A lot of TU students were very upset when an Oklahoma legislative committee overwhelmingly voted to move forward a bill that would eliminate AP U.S. History from the curriculum of public Oklahoma high schools for supposedly emphasizing “what is bad about America.”
The outrage against the bill was entirely warranted. AP U.S. History encourages critical thinking—critical thinking that pushes students to question the very institutions, they, as Americans, have spent whole lives praising and to which they pledge their allegiance to every day.
A lot of Oklahomans who value the kind of learning promoted by AP classes acted upon that outrage. They called their legislators; they utilized their networks of families and friends.
And guess what? That reaction led Rep. Fisher to backpedal. He says he’s working to fix the bill as it was “very poorly worded and incredibly ambiguous,” and that he’s “very supportive of the AP program.”
We need to question our state government in the exact same manner promoted by AP U.S. History. Not only that, but we, as civic-minded young people, need to stand up and be active participants in state and local politics.
I wish I could say that the kind of close-minded thinking that prioritizes the egos of old politicians over the development of its citizens was isolated. But unfortunately this short-sidedness is a prominent feature of the state we call home.
Oklahoma ranks 49th in per pupil spending and has cut more education funding per student than any other state in the last two years. Our infrastructure is crumbling. We incarcerate more women than any other state. Our legislature refuses to make investments in its future while increasing unnecessary tax cuts to the top income bracket and expanding existing tax breaks, ultimately contributing to the $611 million budget shortfall this year.
It’s easy to point to the proposal to ban AP U.S. History and say “this is fundamentally screwing over future generations.” It’s a lot harder to look a complicated tax structure and do the same.
When our legislature prioritizes its short-term political interest over the long-term commitment it has to Oklahoma citizens, it fails to meet its obligation to generational fairness. While AP U.S. History is incredibly important, Oklahoma’s failure to meet its obligation is inherently a greater threat to young people than the banning of one high school class.
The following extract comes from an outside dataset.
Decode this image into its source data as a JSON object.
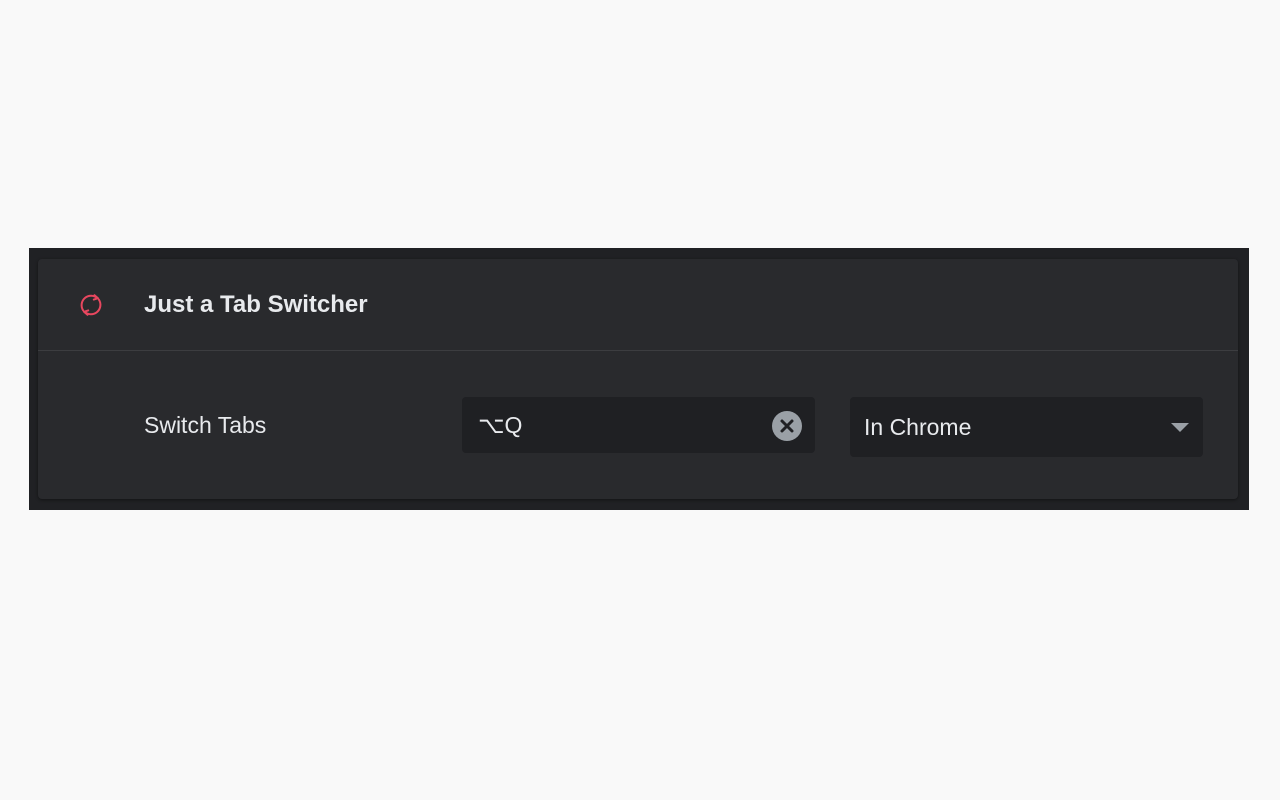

It takes the same kind of critical thinking we were taught in AP U.S. History to see that our generation is really getting screwed. That $611 million budget shortfall is primarily getting filled with one-time funds that cannot be sustained, thus leaving the burden on future generations.
While we may have won the battle over APUSH, young people are losing the war.
However, if the battle over APUSH taught us anything, is that we can mobilize and truly influence policy. We can call our representatives, energize our friends and family, and advocate for generationally responsible policies.
That’s what Common Sense Action (CSA), the organization I brought to TU last fall, is working towards. This semester we’re advocating for legislation that prioritizes young people, such as education, infrastructure and sustainable taxing policies.
We’re calling and meeting with our representatives, making our voices heard. We’re also working to raise awareness of millennial issues through events, social media campaigns, and petitions.
Active awareness of the actions taken by the Oklahoma legislature takes time and effort, as do activism and responsiveness. At the same time, the costs of inaction is even greater. The longer Oklahoma continues this trend, the more millennials will have to pay both now and down the road.